The shape of sedimentary particles may carry important information on their history. Current approaches to shape classification (e. g. the Zingg or the Sneed and Folk system) rely on shape indices derived from the measurement of the three principal axes of the approximating tri-axial ellipsoid. While these systems have undoubtedly proved to be useful tools, their application inevitably requires tedious and ambiguous measurements, also classification involves the introduction of arbitrarily chosen constants. Here we propose an alternative classification system based on the (integer) number of static equilibria. The latter are points of the surface where the pebble is at rest on a horizontal, frictionless support. As opposed to the Zingg system, our method relies on counting rather than measuring. We show that equilibria typically exist on two well-separated (micro and macro) scales. Equilibria can be readily counted by simple hand experiments, i. e. the new classification scheme is practically applicable. Based on statistical results from two different locations we demonstrate that pebbles are well mixed with respect to the new classes, i. e. the new classification is reliable and stable in that sense. We also show that the Zingg statistics can be extracted from the new statistics; however, substantial additional information is also available. From the practical point of view, E-classification is substantially faster than the Zingg method.

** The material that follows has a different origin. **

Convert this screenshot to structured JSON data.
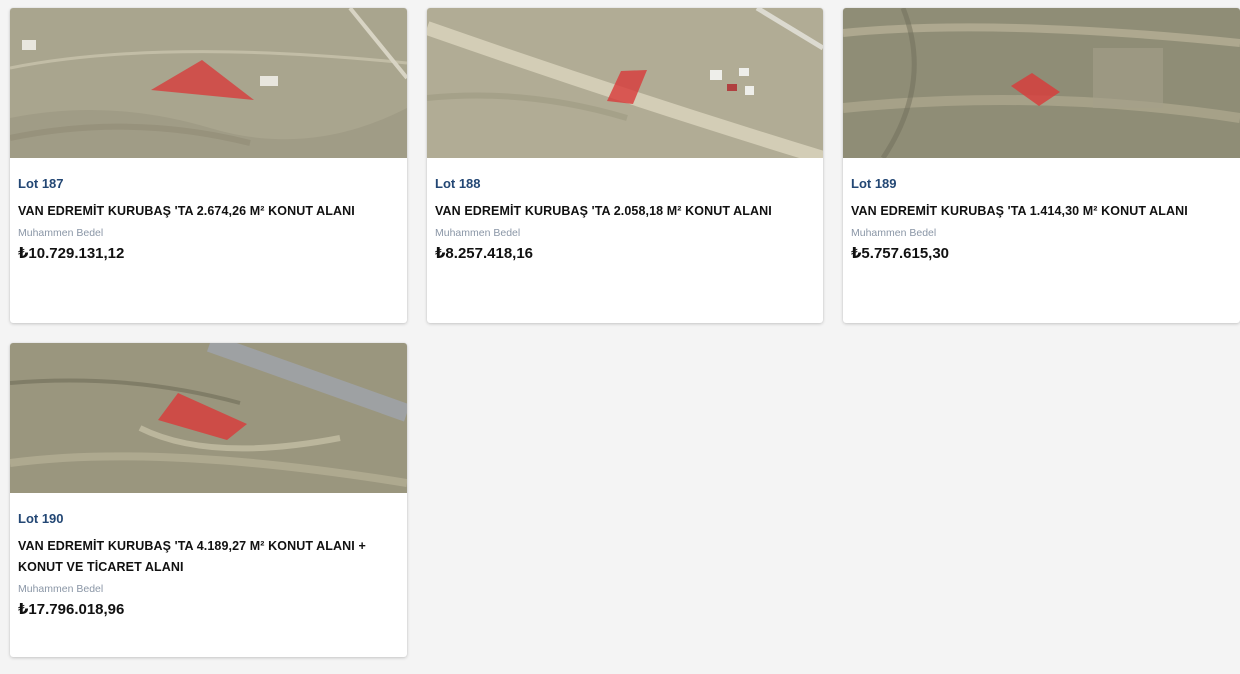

- Shape classification
ASJC Scopus subject areas
- Mathematics (miscellaneous)
- Earth and Planetary Sciences(all)